▸ **INSTRUCTIONS TO FOLLOW**
Leave every picture out. Set down all the lines below exactly.

Records from a dataset:
· · · · ·

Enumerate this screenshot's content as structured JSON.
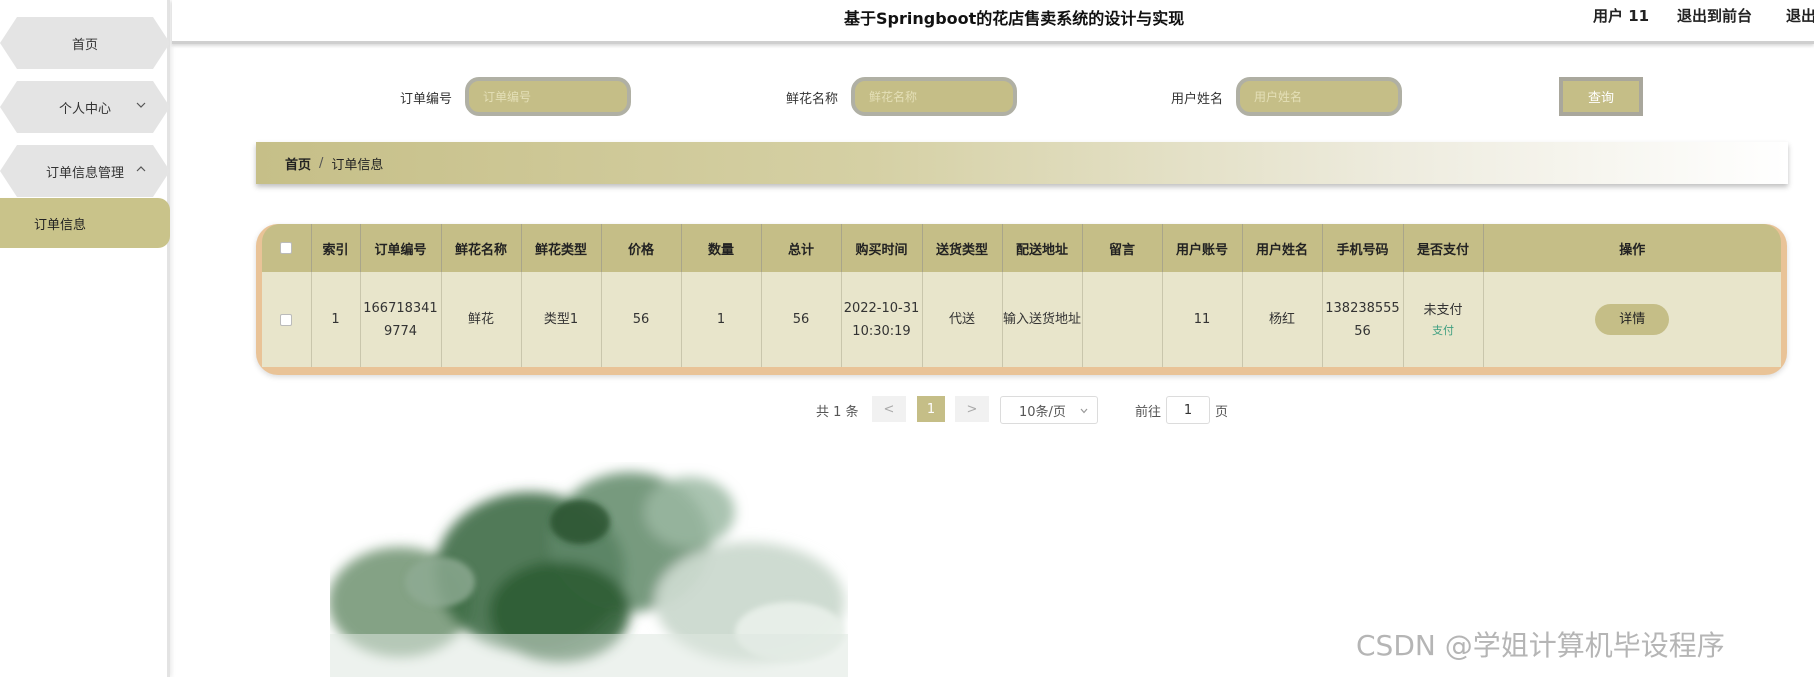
{
  "header": {
    "title": "基于Springboot的花店售卖系统的设计与实现",
    "user_label": "用户 11",
    "front_label": "退出到前台",
    "logout_label": "退出"
  },
  "sidebar": {
    "items": [
      {
        "label": "首页"
      },
      {
        "label": "个人中心"
      },
      {
        "label": "订单信息管理"
      }
    ],
    "sub_item": "订单信息"
  },
  "search": {
    "order_no_label": "订单编号",
    "order_no_placeholder": "订单编号",
    "flower_name_label": "鲜花名称",
    "flower_name_placeholder": "鲜花名称",
    "user_name_label": "用户姓名",
    "user_name_placeholder": "用户姓名",
    "query_label": "查询"
  },
  "breadcrumb": {
    "home": "首页",
    "separator": "/",
    "current": "订单信息"
  },
  "table": {
    "headers": [
      "索引",
      "订单编号",
      "鲜花名称",
      "鲜花类型",
      "价格",
      "数量",
      "总计",
      "购买时间",
      "送货类型",
      "配送地址",
      "留言",
      "用户账号",
      "用户姓名",
      "手机号码",
      "是否支付",
      "操作"
    ],
    "rows": [
      {
        "index": "1",
        "order_no": "1667183419774",
        "flower_name": "鲜花",
        "flower_type": "类型1",
        "price": "56",
        "quantity": "1",
        "total": "56",
        "purchase_time": "2022-10-31 10:30:19",
        "delivery_type": "代送",
        "address": "输入送货地址",
        "message": "",
        "account": "11",
        "user_name": "杨红",
        "phone": "13823855556",
        "paid_status": "未支付",
        "pay_link": "支付",
        "detail_label": "详情"
      }
    ]
  },
  "pagination": {
    "total": "共 1 条",
    "prev": "<",
    "current_page": "1",
    "next": ">",
    "page_size": "10条/页",
    "goto_label": "前往",
    "goto_value": "1",
    "page_suffix": "页"
  },
  "watermark": "CSDN @学姐计算机毕设程序",
  "colors": {
    "accent": "#c5be87",
    "table_border": "#e9c397",
    "pay_link": "#3e9f80"
  }
}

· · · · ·

▸ **SOLUTION FOR THIS EXERCISE**
Enumerate this screenshot's content as structured JSON.
{
  "header": {
    "title": "基于Springboot的花店售卖系统的设计与实现",
    "user_label": "用户 11",
    "front_label": "退出到前台",
    "logout_label": "退出"
  },
  "sidebar": {
    "items": [
      {
        "label": "首页"
      },
      {
        "label": "个人中心"
      },
      {
        "label": "订单信息管理"
      }
    ],
    "sub_item": "订单信息"
  },
  "search": {
    "order_no_label": "订单编号",
    "order_no_placeholder": "订单编号",
    "flower_name_label": "鲜花名称",
    "flower_name_placeholder": "鲜花名称",
    "user_name_label": "用户姓名",
    "user_name_placeholder": "用户姓名",
    "query_label": "查询"
  },
  "breadcrumb": {
    "home": "首页",
    "separator": "/",
    "current": "订单信息"
  },
  "table": {
    "headers": [
      "索引",
      "订单编号",
      "鲜花名称",
      "鲜花类型",
      "价格",
      "数量",
      "总计",
      "购买时间",
      "送货类型",
      "配送地址",
      "留言",
      "用户账号",
      "用户姓名",
      "手机号码",
      "是否支付",
      "操作"
    ],
    "rows": [
      {
        "index": "1",
        "order_no": "1667183419774",
        "flower_name": "鲜花",
        "flower_type": "类型1",
        "price": "56",
        "quantity": "1",
        "total": "56",
        "purchase_time": "2022-10-31 10:30:19",
        "delivery_type": "代送",
        "address": "输入送货地址",
        "message": "",
        "account": "11",
        "user_name": "杨红",
        "phone": "13823855556",
        "paid_status": "未支付",
        "pay_link": "支付",
        "detail_label": "详情"
      }
    ]
  },
  "pagination": {
    "total": "共 1 条",
    "prev": "<",
    "current_page": "1",
    "next": ">",
    "page_size": "10条/页",
    "goto_label": "前往",
    "goto_value": "1",
    "page_suffix": "页"
  },
  "watermark": "CSDN @学姐计算机毕设程序",
  "colors": {
    "accent": "#c5be87",
    "table_border": "#e9c397",
    "pay_link": "#3e9f80"
  }
}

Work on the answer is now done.